iOS X.509

July 26, 2011

iOS X.509

At Recurity Labs, we conducted a project for the German Federal Office for Information Security (BSI), which (amongst others) also concerned the iOS platform. During the analysis, a severe vulnerability in the iOS X.509 implementation was identified.

When validating certificate chains, iOS fails to properly check the X.509v3 extensions of the certificates in the chain. In particular, the “Basic Constraints” section of the supplied certificates are not verified by iOS. In the Basic Constraints section, the issuer of a certificate can encode whether or not the issued certificate is a CA certificate, i.e. whether or not it may be used to sign other certificates. Not checking the CA bit of a certificate basically means that every end-entity certificate can be used to sign further certificates.

To provide an example: When a CA issues a certificate to a Web site, the CA will usually set the CA bit of this certificate to false. Assume, the attacker has such a certificate, issued by a trusted CA to The attacker can now use their private key to sign another certificate, which may contain arbitrary data. This could for instance be a certificate for or even worse, it could be a certificate containing multiple common names: *.*, *.*.*, etc. iOS fails to check whether the attacker’s certificate was actually allowed to sign subsequent certificates and considers the so created universal certificate as valid. The attacker could now use this certificate to intercept all SSL/TLS traffic originating from an iOS device. However, SSL/TLS is not the only use of X.509. Every application that makes use of the iOS crypto framework to validate chains of X.509 certificates is vulnerable.
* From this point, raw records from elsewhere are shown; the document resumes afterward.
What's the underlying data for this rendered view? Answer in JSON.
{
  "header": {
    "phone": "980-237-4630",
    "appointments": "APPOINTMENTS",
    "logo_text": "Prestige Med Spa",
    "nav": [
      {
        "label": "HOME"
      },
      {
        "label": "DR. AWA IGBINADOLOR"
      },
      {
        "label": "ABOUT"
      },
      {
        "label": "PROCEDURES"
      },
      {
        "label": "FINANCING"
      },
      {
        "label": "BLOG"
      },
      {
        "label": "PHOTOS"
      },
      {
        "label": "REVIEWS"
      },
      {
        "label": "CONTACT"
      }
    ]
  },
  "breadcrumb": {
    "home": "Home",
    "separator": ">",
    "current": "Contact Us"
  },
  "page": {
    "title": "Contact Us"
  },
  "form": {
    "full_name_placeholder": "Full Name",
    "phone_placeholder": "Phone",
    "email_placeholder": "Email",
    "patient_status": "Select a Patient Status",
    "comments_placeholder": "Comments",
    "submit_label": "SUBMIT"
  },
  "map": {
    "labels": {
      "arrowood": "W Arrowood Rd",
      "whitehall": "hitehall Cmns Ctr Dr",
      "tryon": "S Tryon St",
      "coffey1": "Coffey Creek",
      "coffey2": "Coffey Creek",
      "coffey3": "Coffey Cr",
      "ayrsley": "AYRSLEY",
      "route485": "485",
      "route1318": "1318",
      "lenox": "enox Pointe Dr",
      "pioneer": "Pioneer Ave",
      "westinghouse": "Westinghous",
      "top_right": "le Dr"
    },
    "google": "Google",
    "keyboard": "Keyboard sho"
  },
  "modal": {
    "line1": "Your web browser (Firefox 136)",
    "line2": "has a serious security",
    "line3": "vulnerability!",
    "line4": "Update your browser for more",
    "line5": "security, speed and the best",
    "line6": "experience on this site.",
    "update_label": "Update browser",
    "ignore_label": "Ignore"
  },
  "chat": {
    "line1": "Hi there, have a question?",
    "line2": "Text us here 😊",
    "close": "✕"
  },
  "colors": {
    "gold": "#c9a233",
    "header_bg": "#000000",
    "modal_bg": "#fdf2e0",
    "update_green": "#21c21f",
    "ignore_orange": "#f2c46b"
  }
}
The idea that Apple could have made a 8 year old mistake was suggested by Bernhard ‘bruhns’ Brehm (thanks man!).

The issue has been fixed in iOS 4.3.5.